IS IT done yet? Apparently when it comes to high-risk foods such as hamburgers, sausages and poultry the majority of us don't have a clue.
A national survey has shown 70 per cent of Australians have no idea about safe cooking temperatures, and only a quarter of us own a meat thermometer. And even if we do have such a gadget, we're more likely to leave it in the utensil drawer along with the apple corer and crab claw cracker, than actually use it.
According to the Food Safety Information Council, our national preference for the "she'll be right technique" is contributing to the escalating rates of those stomach-churning bugs campylobacter and salmonella and the 4.1 million cases of food poisoning in Australia each year.
This week is Australian Food Safety Week and the council encourages everyone to pick up a food thermometer from their local homewares store and learn how to use it properly.
Chairwoman Rachelle Williams said the council was amazed at how few of those surveyed said they didn't know the safe cooking temperature for high-risk foods.
"Even worse, of those that reported they did know the correct temperature, most were wrong, with 15 per cent saying below the safe temperature of 75C and 9 per cent stating it should be 100C or more, which would be a pretty burnt piece of food," she said.
"Coupled with this lack of knowledge is another of our surveys which found 75 per cent of Australians surveyed reported there wasn't a meat thermometer in their household and only 44 per cent of those with a thermometer reported using is over the previous month."
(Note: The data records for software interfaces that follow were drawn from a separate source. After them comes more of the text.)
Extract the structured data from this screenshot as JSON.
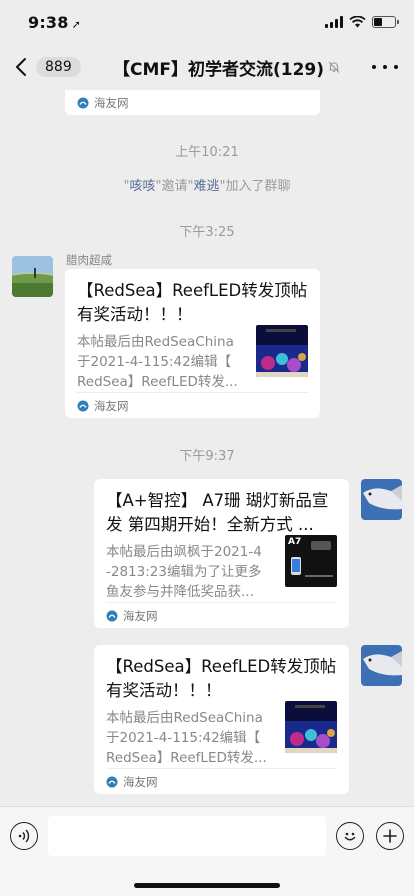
{
  "status_bar": {
    "time": "9:38",
    "location_arrow": "➚"
  },
  "nav": {
    "unread_count": "889",
    "title": "【CMF】初学者交流(129)"
  },
  "chat": {
    "messages": [
      {
        "type": "link_card_footer",
        "source": "海友网"
      },
      {
        "type": "timestamp",
        "text": "上午10:21"
      },
      {
        "type": "system",
        "q1": "\"",
        "inviter": "咳咳",
        "mid": "\"邀请\"",
        "invitee": "难逃",
        "end": "\"加入了群聊"
      },
      {
        "type": "timestamp",
        "text": "下午3:25"
      },
      {
        "type": "link_card",
        "sender": "腊肉超咸",
        "title_l1": "【RedSea】ReefLED转发顶帖",
        "title_l2": "有奖活动！！！",
        "desc_l1": "本帖最后由RedSeaChina",
        "desc_l2": "于2021-4-115:42编辑【",
        "desc_l3": "RedSea】ReefLED转发...",
        "source": "海友网"
      },
      {
        "type": "timestamp",
        "text": "下午9:37"
      },
      {
        "type": "link_card",
        "sender": "self",
        "title_l1": "【A+智控】 A7珊 瑚灯新品宣",
        "title_l2": "发  第四期开始！全新方式 ...",
        "desc_l1": "本帖最后由飒枫于2021-4",
        "desc_l2": "-2813:23编辑为了让更多",
        "desc_l3": "鱼友参与并降低奖品获...",
        "thumb_label": "A7",
        "source": "海友网"
      },
      {
        "type": "link_card",
        "sender": "self",
        "title_l1": "【RedSea】ReefLED转发顶帖",
        "title_l2": "有奖活动！！！",
        "desc_l1": "本帖最后由RedSeaChina",
        "desc_l2": "于2021-4-115:42编辑【",
        "desc_l3": "RedSea】ReefLED转发...",
        "source": "海友网"
      }
    ]
  },
  "input_bar": {
    "placeholder": ""
  },
  "icons": {
    "back": "chevron-left-icon",
    "mute": "bell-slash-icon",
    "more": "more-dots-icon",
    "voice": "voice-icon",
    "emoji": "emoji-icon",
    "plus": "plus-icon",
    "source": "haiyouwang-logo-icon"
  },
  "colors": {
    "background": "#ededed",
    "link_name": "#576b95",
    "input_bar": "#f6f6f6"
  }
}
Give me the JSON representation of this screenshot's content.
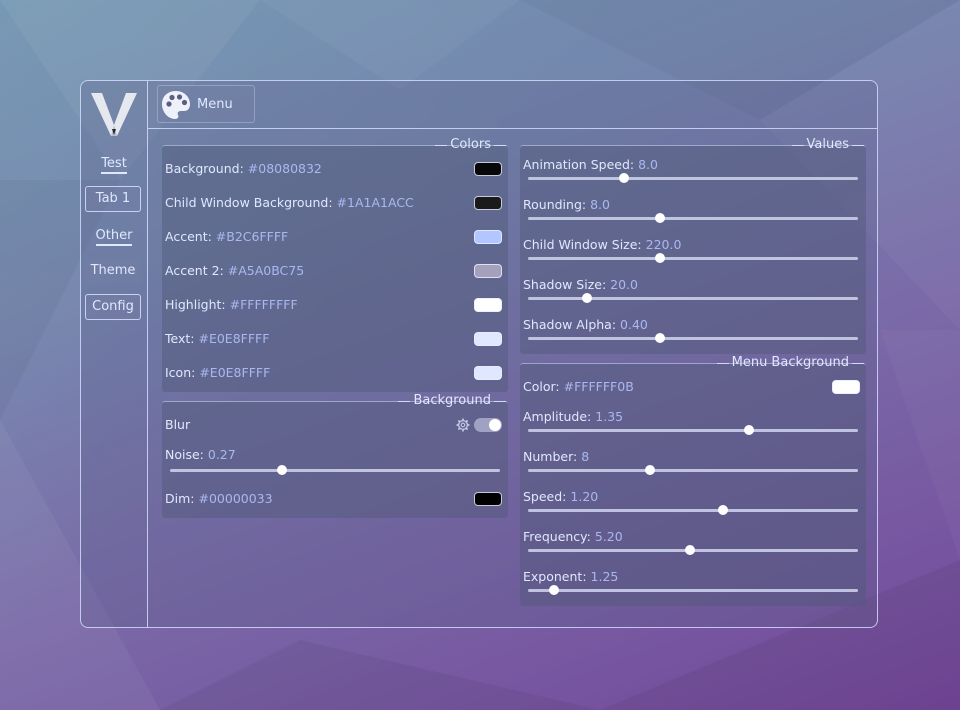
{
  "sidebar": {
    "items": [
      {
        "label": "Test",
        "kind": "header"
      },
      {
        "label": "Tab 1",
        "kind": "button"
      },
      {
        "label": "Other",
        "kind": "header"
      },
      {
        "label": "Theme",
        "kind": "plain"
      },
      {
        "label": "Config",
        "kind": "button"
      }
    ]
  },
  "topbar": {
    "menu_label": "Menu",
    "menu_icon": "palette-icon"
  },
  "colors_panel": {
    "title": "Colors",
    "rows": [
      {
        "label": "Background:",
        "value": "#08080832",
        "swatch": "#080808"
      },
      {
        "label": "Child Window Background:",
        "value": "#1A1A1ACC",
        "swatch": "#1a1a1a"
      },
      {
        "label": "Accent:",
        "value": "#B2C6FFFF",
        "swatch": "#b2c6ff"
      },
      {
        "label": "Accent 2:",
        "value": "#A5A0BC75",
        "swatch": "#a5a0bc"
      },
      {
        "label": "Highlight:",
        "value": "#FFFFFFFF",
        "swatch": "#ffffff"
      },
      {
        "label": "Text:",
        "value": "#E0E8FFFF",
        "swatch": "#e0e8ff"
      },
      {
        "label": "Icon:",
        "value": "#E0E8FFFF",
        "swatch": "#e0e8ff"
      }
    ]
  },
  "background_panel": {
    "title": "Background",
    "blur_label": "Blur",
    "blur_enabled": true,
    "noise_label": "Noise:",
    "noise_value": "0.27",
    "noise_fraction": 0.34,
    "dim_label": "Dim:",
    "dim_value": "#00000033",
    "dim_swatch": "#000000"
  },
  "values_panel": {
    "title": "Values",
    "sliders": [
      {
        "label": "Animation Speed:",
        "value": "8.0",
        "fraction": 0.29
      },
      {
        "label": "Rounding:",
        "value": "8.0",
        "fraction": 0.4
      },
      {
        "label": "Child Window Size:",
        "value": "220.0",
        "fraction": 0.4
      },
      {
        "label": "Shadow Size:",
        "value": "20.0",
        "fraction": 0.18
      },
      {
        "label": "Shadow Alpha:",
        "value": "0.40",
        "fraction": 0.4
      }
    ]
  },
  "menu_bg_panel": {
    "title": "Menu Background",
    "color_label": "Color:",
    "color_value": "#FFFFFF0B",
    "color_swatch": "#ffffff",
    "sliders": [
      {
        "label": "Amplitude:",
        "value": "1.35",
        "fraction": 0.67
      },
      {
        "label": "Number:",
        "value": "8",
        "fraction": 0.37
      },
      {
        "label": "Speed:",
        "value": "1.20",
        "fraction": 0.59
      },
      {
        "label": "Frequency:",
        "value": "5.20",
        "fraction": 0.49
      },
      {
        "label": "Exponent:",
        "value": "1.25",
        "fraction": 0.08
      }
    ]
  }
}
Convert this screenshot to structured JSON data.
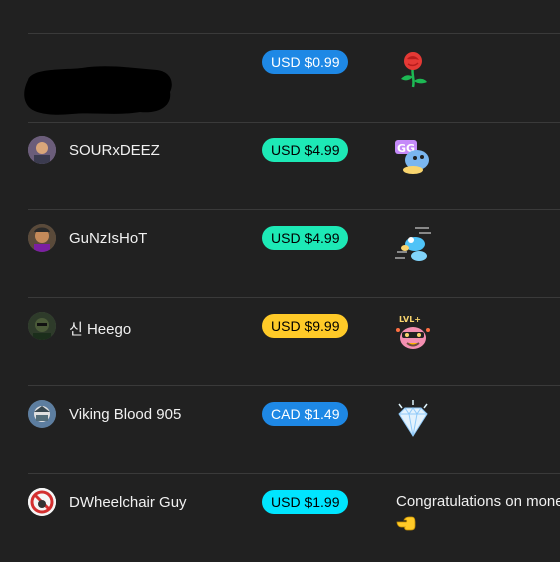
{
  "chat_items": [
    {
      "name": "",
      "avatar_icon": "redacted-name",
      "amount": "USD $0.99",
      "pill_color": "#1e88e5",
      "pill_text_color": "#ffffff",
      "sticker_icon": "rose-sticker-icon"
    },
    {
      "name": "SOURxDEEZ",
      "avatar_icon": "user-avatar",
      "amount": "USD $4.99",
      "pill_color": "#1de9b6",
      "pill_text_color": "#000000",
      "sticker_icon": "gg-sticker-icon"
    },
    {
      "name": "GuNzIsHoT",
      "avatar_icon": "user-avatar",
      "amount": "USD $4.99",
      "pill_color": "#1de9b6",
      "pill_text_color": "#000000",
      "sticker_icon": "running-sticker-icon"
    },
    {
      "name": "신 Heego",
      "avatar_icon": "user-avatar",
      "amount": "USD $9.99",
      "pill_color": "#ffca28",
      "pill_text_color": "#000000",
      "sticker_icon": "level-up-sticker-icon"
    },
    {
      "name": "Viking Blood 905",
      "avatar_icon": "user-avatar",
      "amount": "CAD $1.49",
      "pill_color": "#1e88e5",
      "pill_text_color": "#ffffff",
      "sticker_icon": "diamond-sticker-icon"
    },
    {
      "name": "DWheelchair Guy",
      "avatar_icon": "user-avatar",
      "amount": "USD $1.99",
      "pill_color": "#00e5ff",
      "pill_text_color": "#000000",
      "message": "Congratulations on mone",
      "emoji_icon": "pointing-hand-emoji-icon"
    }
  ]
}
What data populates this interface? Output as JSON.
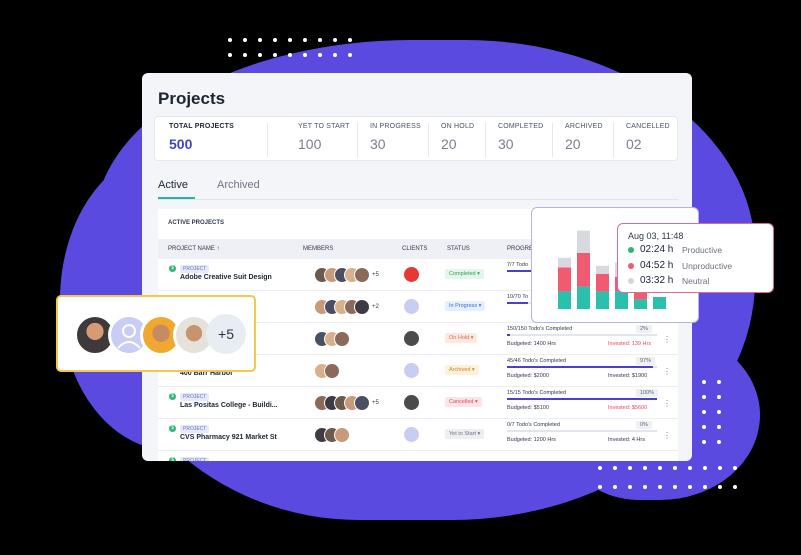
{
  "colors": {
    "background": "#000000",
    "accent_purple": "#5b4ae0",
    "teal": "#27b3a3",
    "productive": "#2bbfae",
    "unproductive": "#f05b72",
    "neutral": "#d8d9df",
    "highlight_border": "#f2c94c"
  },
  "page": {
    "title": "Projects"
  },
  "stats": [
    {
      "label": "TOTAL PROJECTS",
      "value": "500"
    },
    {
      "label": "YET TO START",
      "value": "100"
    },
    {
      "label": "IN PROGRESS",
      "value": "30"
    },
    {
      "label": "ON HOLD",
      "value": "20"
    },
    {
      "label": "COMPLETED",
      "value": "30"
    },
    {
      "label": "ARCHIVED",
      "value": "20"
    },
    {
      "label": "CANCELLED",
      "value": "02"
    }
  ],
  "tabs": [
    {
      "label": "Active"
    },
    {
      "label": "Archived"
    }
  ],
  "table": {
    "caption": "ACTIVE PROJECTS",
    "headers": {
      "project_name": "PROJECT NAME ↑",
      "members": "MEMBERS",
      "clients": "CLIENTS",
      "status": "STATUS",
      "progress": "PROGRE"
    },
    "rows": [
      {
        "tag": "PROJECT",
        "name": "Adobe Creative Suit Design",
        "members_more": "+5",
        "status": "Completed ▾",
        "status_kind": "completed",
        "progress_text": "7/7 Todo",
        "budget": "",
        "invested": "",
        "pct": "",
        "progress": 1.0
      },
      {
        "tag": "",
        "name": "",
        "members_more": "+2",
        "status": "In Progress ▾",
        "status_kind": "inprogress",
        "progress_text": "10/70 To",
        "budget": "",
        "invested": "",
        "pct": "",
        "progress": 0.14
      },
      {
        "tag": "",
        "name": "u. Ren...",
        "members_more": "",
        "status": "On Hold ▾",
        "status_kind": "onhold",
        "progress_text": "150/150 Todo's Completed",
        "budget": "Budgeted: 1400 Hrs",
        "invested": "Invested: 139 Hrs",
        "pct": "2%",
        "progress": 0.02
      },
      {
        "tag": "",
        "name": "400 Barr Harbor",
        "members_more": "",
        "status": "Archived ▾",
        "status_kind": "archived",
        "progress_text": "45/46 Todo's Completed",
        "budget": "Budgeted: $2000",
        "invested": "Invested: $1900",
        "pct": "97%",
        "progress": 0.97
      },
      {
        "tag": "PROJECT",
        "name": "Las Positas College - Buildi...",
        "members_more": "+5",
        "status": "Cancelled ▾",
        "status_kind": "cancelled",
        "progress_text": "15/15 Todo's Completed",
        "budget": "Budgeted: $5100",
        "invested": "Invested: $5600",
        "pct": "100%",
        "progress": 1.0
      },
      {
        "tag": "PROJECT",
        "name": "CVS Pharmacy 921 Market St",
        "members_more": "",
        "status": "Yet to Start ▾",
        "status_kind": "yettostart",
        "progress_text": "0/7 Todo's Completed",
        "budget": "Budgeted: 1200 Hrs",
        "invested": "Invested: 4 Hrs",
        "pct": "0%",
        "progress": 0.0
      },
      {
        "tag": "PROJECT",
        "name": "",
        "members_more": "",
        "status": "",
        "status_kind": "",
        "progress_text": "",
        "budget": "",
        "invested": "",
        "pct": "",
        "progress": 0
      }
    ]
  },
  "member_card": {
    "more": "+5"
  },
  "chart_data": {
    "type": "bar",
    "stacked": true,
    "categories": [
      "1",
      "2",
      "3",
      "4",
      "5",
      "6"
    ],
    "series": [
      {
        "name": "Productive",
        "values": [
          0.22,
          0.28,
          0.22,
          0.22,
          0.12,
          0.15
        ]
      },
      {
        "name": "Unproductive",
        "values": [
          0.3,
          0.42,
          0.22,
          0.18,
          0.22,
          0.0
        ]
      },
      {
        "name": "Neutral",
        "values": [
          0.12,
          0.28,
          0.1,
          0.18,
          0.2,
          0.0
        ]
      }
    ],
    "ylim": [
      0,
      1
    ]
  },
  "tooltip": {
    "date": "Aug 03, 11:48",
    "items": [
      {
        "value": "02:24 h",
        "label": "Productive"
      },
      {
        "value": "04:52 h",
        "label": "Unproductive"
      },
      {
        "value": "03:32 h",
        "label": "Neutral"
      }
    ]
  }
}
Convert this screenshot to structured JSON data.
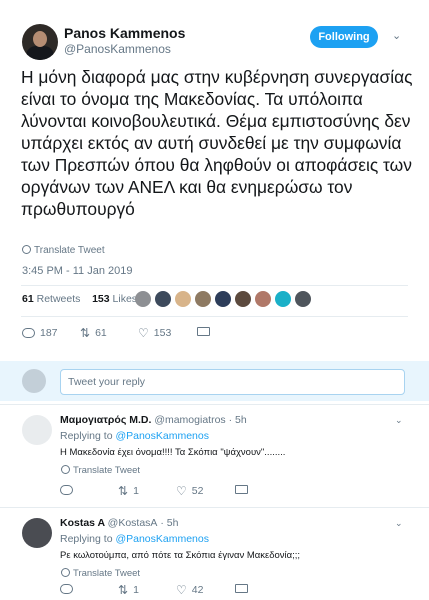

So how do you use a food thermometer?
Place the food thermometer in the thickest part of the food (such as the thigh on poultry), as close to the centre as possible but not touching bone, fat, or gristle. Start checking the temperature toward the end of cooking, but before you expect it to be done. Be sure to clean the stem of your food thermometer before and after each use.
Recommended temperatures for these high-risk foods:
- Red meat or pork that is minced, stuffed, rolled or boned or is mechanically tenderised (with small holes in the surface to penetrate into the meat), or corned beef pumped with brine using needles, will be contaminated by bacteria throughout so must be cooked to 75C in the centre. This also applies to red meat livers.
- Any poultry such as chicken, ducks or turkey (including their livers) will also be contaminated throughout, whether they are whole or minced, so must be cooked to 75C in the thickest part near the centre.
- Leftovers should be reheated to 75C in the centre. Make sure they are stirred to ensure an even temperature.
- Eggs and egg dishes, such as quiche, should be cooked until 72C in the centre (or until the white is firm and the yolk thickens).
These foods will only have contamination on the outside so can be cooked to your taste:
- Red meat in whole cuts, such as steaks, chops, pieces and whole roasts. Make sure the surface is well browned and cook the centre to your taste. As a guide: well done is 77C, medium 71C and medium rare 63C (leave to rest for 3 minutes).
- Pork in whole cuts can be cooked like red meat, but is better quality if pork steaks and pieces are cooked to 70C and roasts to between 70C and 75C.
- Fish fillets can be cooked to around 69C or when flesh flakes easily.
These tips and more can be downloaded in poster form from the Foof Safety Information Council website. The council recommends putting the poster in the kitchen as an instant reminder.
Food poisoning results, on average, in 120 deaths, 1.2 million visits to doctors, 300,000 prescriptions for antibiotics, and 2.1 million days of lost work each year. The estimated annual cost of food poisoning in Australia is $1.25 billion.
- Click HERE for more about Australian Food Safety Week 2017.